Over 30 years later, the same technical gremlins are still lurking. The free CDs that all attendees of this year’s Christmas shows are supposed to be given are stuck somewhere in the Czech Republic. “Some things never change,” singer Peter Nicholls sighs good-naturedly.
Your correspondent was at that 1983 show, as were more than likely a fair few of tonight’s impressively large turnout: demand for the show has meant that IQ upgraded from the concrete box of Islington’s O2 Academy to the more salubrious and prog-friendly Assembly Hall.
Four of the five band members on stage were also at that show, though guitarist Mike Holmes is the sole constant member, with keyboard player Neil Durant joining in 2010. But it does say something for both the staying power and consistency of IQ (not to mention progressive music as a whole) that this is the state of play in 2017.
Of course, the IQ Christmas shows are a thing of legend. Partly, it must be said, because it’s actually one of the few times that the UK get to see the band perform live during the year, but equally because of the seasonal aspect. The fact that this year, band and audience are celebrating the 20th anniversary of the Christmas shows, is again testament to their enduring appeal.

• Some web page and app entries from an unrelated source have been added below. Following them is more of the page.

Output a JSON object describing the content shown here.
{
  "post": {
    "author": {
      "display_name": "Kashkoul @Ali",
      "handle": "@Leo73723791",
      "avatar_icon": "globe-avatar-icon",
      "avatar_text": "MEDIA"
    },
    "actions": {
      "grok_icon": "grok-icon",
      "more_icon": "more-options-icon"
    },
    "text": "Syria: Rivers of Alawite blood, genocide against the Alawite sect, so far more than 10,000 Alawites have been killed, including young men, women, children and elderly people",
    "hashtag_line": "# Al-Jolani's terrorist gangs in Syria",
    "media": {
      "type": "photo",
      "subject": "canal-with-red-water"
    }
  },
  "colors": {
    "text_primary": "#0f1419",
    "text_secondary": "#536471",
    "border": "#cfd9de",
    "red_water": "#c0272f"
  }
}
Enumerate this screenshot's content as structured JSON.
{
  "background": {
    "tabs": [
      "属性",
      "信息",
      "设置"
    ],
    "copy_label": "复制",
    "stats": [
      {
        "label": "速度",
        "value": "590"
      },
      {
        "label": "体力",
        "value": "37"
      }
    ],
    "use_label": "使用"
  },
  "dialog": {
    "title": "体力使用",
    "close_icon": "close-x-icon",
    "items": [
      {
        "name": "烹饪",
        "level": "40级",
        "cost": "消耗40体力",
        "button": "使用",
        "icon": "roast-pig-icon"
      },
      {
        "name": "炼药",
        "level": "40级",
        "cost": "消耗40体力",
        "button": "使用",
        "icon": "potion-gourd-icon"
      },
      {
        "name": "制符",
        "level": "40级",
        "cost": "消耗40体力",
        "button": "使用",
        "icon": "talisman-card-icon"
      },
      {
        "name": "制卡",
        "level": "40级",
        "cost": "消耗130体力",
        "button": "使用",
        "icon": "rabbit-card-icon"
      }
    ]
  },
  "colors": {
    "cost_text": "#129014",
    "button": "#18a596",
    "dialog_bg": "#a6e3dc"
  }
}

These days the Christmas shows are less about tongue-in-cheek cover versions, and this year we have the added bonus of the band airing two songs from their work-in-progress new album, due to hit stores at some point in 2018. Of these, one might be titled It’s Only Forever, and the other potentially The Flent, and while it’s difficult to make too much of works in progress, both sound suitably intricate, although nowhere near as heavy as anything from 2014’s The Road Of Bones.
By the time It’s Only Forever appears, the crowd have already been treated to both The Darkest Hour and Breathtaker, allowing IQ to find their feet sound-wise. They follow with From The Outside In and the title track of the aforementioned The Road Of Bones, both packing a resounding punch.
Nicholls is in fine voice, strong and imbued with the kind of character his 58 years brings, while Holmes’ fretwork continues to dazzle, even if he remains, visually at least, one of prog’s most understated guitarists. Behind them, Tim Esau and Paul Cook hold down a rhythmic beat, and Durant fills out the sound with colour.
The highlight of a quite wonderful show is the epic Harvest Of Souls from 2004’s Dark Matter, one of this writer’s favourites. It sums up everything there is to like about IQ: a darkly complex tale that weaves its way around you, sucking you into its heart until it spits you out, almost half an hour later, breathless from the ride…
After Until The End and Failsafe bring the set to a close, Holmes re-appears, angel’s wings bigger than ever, leading the band through a rousing Merry Christmas Everybody, before The Wake’s Headlong rounds things off with a classy flourish. Another triumph for the band’s perseverance and dedication.